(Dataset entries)
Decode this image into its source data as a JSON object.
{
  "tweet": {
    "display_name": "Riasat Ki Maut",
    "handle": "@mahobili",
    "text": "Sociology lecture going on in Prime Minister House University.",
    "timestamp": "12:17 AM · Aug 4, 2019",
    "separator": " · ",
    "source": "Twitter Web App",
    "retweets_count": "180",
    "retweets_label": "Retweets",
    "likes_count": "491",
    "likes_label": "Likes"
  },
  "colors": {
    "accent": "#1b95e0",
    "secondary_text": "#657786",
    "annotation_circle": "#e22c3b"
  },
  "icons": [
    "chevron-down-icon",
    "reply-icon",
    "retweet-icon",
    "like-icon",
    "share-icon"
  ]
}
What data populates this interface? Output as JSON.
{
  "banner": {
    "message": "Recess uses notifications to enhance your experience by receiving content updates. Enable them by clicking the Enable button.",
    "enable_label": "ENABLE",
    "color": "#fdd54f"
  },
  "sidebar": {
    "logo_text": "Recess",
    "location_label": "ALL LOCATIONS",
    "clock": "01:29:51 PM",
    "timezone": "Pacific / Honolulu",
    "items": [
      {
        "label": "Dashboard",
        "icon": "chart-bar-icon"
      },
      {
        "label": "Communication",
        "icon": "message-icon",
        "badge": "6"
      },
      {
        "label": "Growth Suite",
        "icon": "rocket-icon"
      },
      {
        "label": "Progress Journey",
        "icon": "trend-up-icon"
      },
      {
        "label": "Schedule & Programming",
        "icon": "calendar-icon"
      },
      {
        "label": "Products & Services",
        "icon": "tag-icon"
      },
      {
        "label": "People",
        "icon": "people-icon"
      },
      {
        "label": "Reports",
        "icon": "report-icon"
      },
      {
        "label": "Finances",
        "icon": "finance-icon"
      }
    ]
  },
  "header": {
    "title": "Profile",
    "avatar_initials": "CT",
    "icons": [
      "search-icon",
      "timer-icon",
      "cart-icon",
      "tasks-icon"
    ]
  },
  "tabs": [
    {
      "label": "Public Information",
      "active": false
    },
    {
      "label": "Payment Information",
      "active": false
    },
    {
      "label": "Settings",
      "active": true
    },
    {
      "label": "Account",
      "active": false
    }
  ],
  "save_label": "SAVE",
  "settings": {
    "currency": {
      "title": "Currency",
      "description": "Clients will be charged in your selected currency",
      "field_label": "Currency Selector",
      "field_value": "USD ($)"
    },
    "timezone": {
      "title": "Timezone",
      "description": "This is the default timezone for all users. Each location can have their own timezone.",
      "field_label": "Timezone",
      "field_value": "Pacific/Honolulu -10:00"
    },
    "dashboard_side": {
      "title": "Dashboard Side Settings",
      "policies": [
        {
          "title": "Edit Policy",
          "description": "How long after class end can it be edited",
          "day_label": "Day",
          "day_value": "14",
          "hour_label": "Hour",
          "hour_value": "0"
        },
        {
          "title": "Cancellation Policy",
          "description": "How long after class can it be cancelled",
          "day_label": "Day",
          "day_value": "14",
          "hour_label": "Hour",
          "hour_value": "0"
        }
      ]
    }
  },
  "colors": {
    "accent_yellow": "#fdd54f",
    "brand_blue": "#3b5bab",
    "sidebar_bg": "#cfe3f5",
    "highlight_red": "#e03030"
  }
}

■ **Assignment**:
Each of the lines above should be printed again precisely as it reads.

■ **Output of the exercise**:
Decode this image into its source data as a JSON object.
{
  "tweet": {
    "display_name": "Riasat Ki Maut",
    "handle": "@mahobili",
    "text": "Sociology lecture going on in Prime Minister House University.",
    "timestamp": "12:17 AM · Aug 4, 2019",
    "separator": " · ",
    "source": "Twitter Web App",
    "retweets_count": "180",
    "retweets_label": "Retweets",
    "likes_count": "491",
    "likes_label": "Likes"
  },
  "colors": {
    "accent": "#1b95e0",
    "secondary_text": "#657786",
    "annotation_circle": "#e22c3b"
  },
  "icons": [
    "chevron-down-icon",
    "reply-icon",
    "retweet-icon",
    "like-icon",
    "share-icon"
  ]
}
What data populates this interface? Output as JSON.
{
  "banner": {
    "message": "Recess uses notifications to enhance your experience by receiving content updates. Enable them by clicking the Enable button.",
    "enable_label": "ENABLE",
    "color": "#fdd54f"
  },
  "sidebar": {
    "logo_text": "Recess",
    "location_label": "ALL LOCATIONS",
    "clock": "01:29:51 PM",
    "timezone": "Pacific / Honolulu",
    "items": [
      {
        "label": "Dashboard",
        "icon": "chart-bar-icon"
      },
      {
        "label": "Communication",
        "icon": "message-icon",
        "badge": "6"
      },
      {
        "label": "Growth Suite",
        "icon": "rocket-icon"
      },
      {
        "label": "Progress Journey",
        "icon": "trend-up-icon"
      },
      {
        "label": "Schedule & Programming",
        "icon": "calendar-icon"
      },
      {
        "label": "Products & Services",
        "icon": "tag-icon"
      },
      {
        "label": "People",
        "icon": "people-icon"
      },
      {
        "label": "Reports",
        "icon": "report-icon"
      },
      {
        "label": "Finances",
        "icon": "finance-icon"
      }
    ]
  },
  "header": {
    "title": "Profile",
    "avatar_initials": "CT",
    "icons": [
      "search-icon",
      "timer-icon",
      "cart-icon",
      "tasks-icon"
    ]
  },
  "tabs": [
    {
      "label": "Public Information",
      "active": false
    },
    {
      "label": "Payment Information",
      "active": false
    },
    {
      "label": "Settings",
      "active": true
    },
    {
      "label": "Account",
      "active": false
    }
  ],
  "save_label": "SAVE",
  "settings": {
    "currency": {
      "title": "Currency",
      "description": "Clients will be charged in your selected currency",
      "field_label": "Currency Selector",
      "field_value": "USD ($)"
    },
    "timezone": {
      "title": "Timezone",
      "description": "This is the default timezone for all users. Each location can have their own timezone.",
      "field_label": "Timezone",
      "field_value": "Pacific/Honolulu -10:00"
    },
    "dashboard_side": {
      "title": "Dashboard Side Settings",
      "policies": [
        {
          "title": "Edit Policy",
          "description": "How long after class end can it be edited",
          "day_label": "Day",
          "day_value": "14",
          "hour_label": "Hour",
          "hour_value": "0"
        },
        {
          "title": "Cancellation Policy",
          "description": "How long after class can it be cancelled",
          "day_label": "Day",
          "day_value": "14",
          "hour_label": "Hour",
          "hour_value": "0"
        }
      ]
    }
  },
  "colors": {
    "accent_yellow": "#fdd54f",
    "brand_blue": "#3b5bab",
    "sidebar_bg": "#cfe3f5",
    "highlight_red": "#e03030"
  }
}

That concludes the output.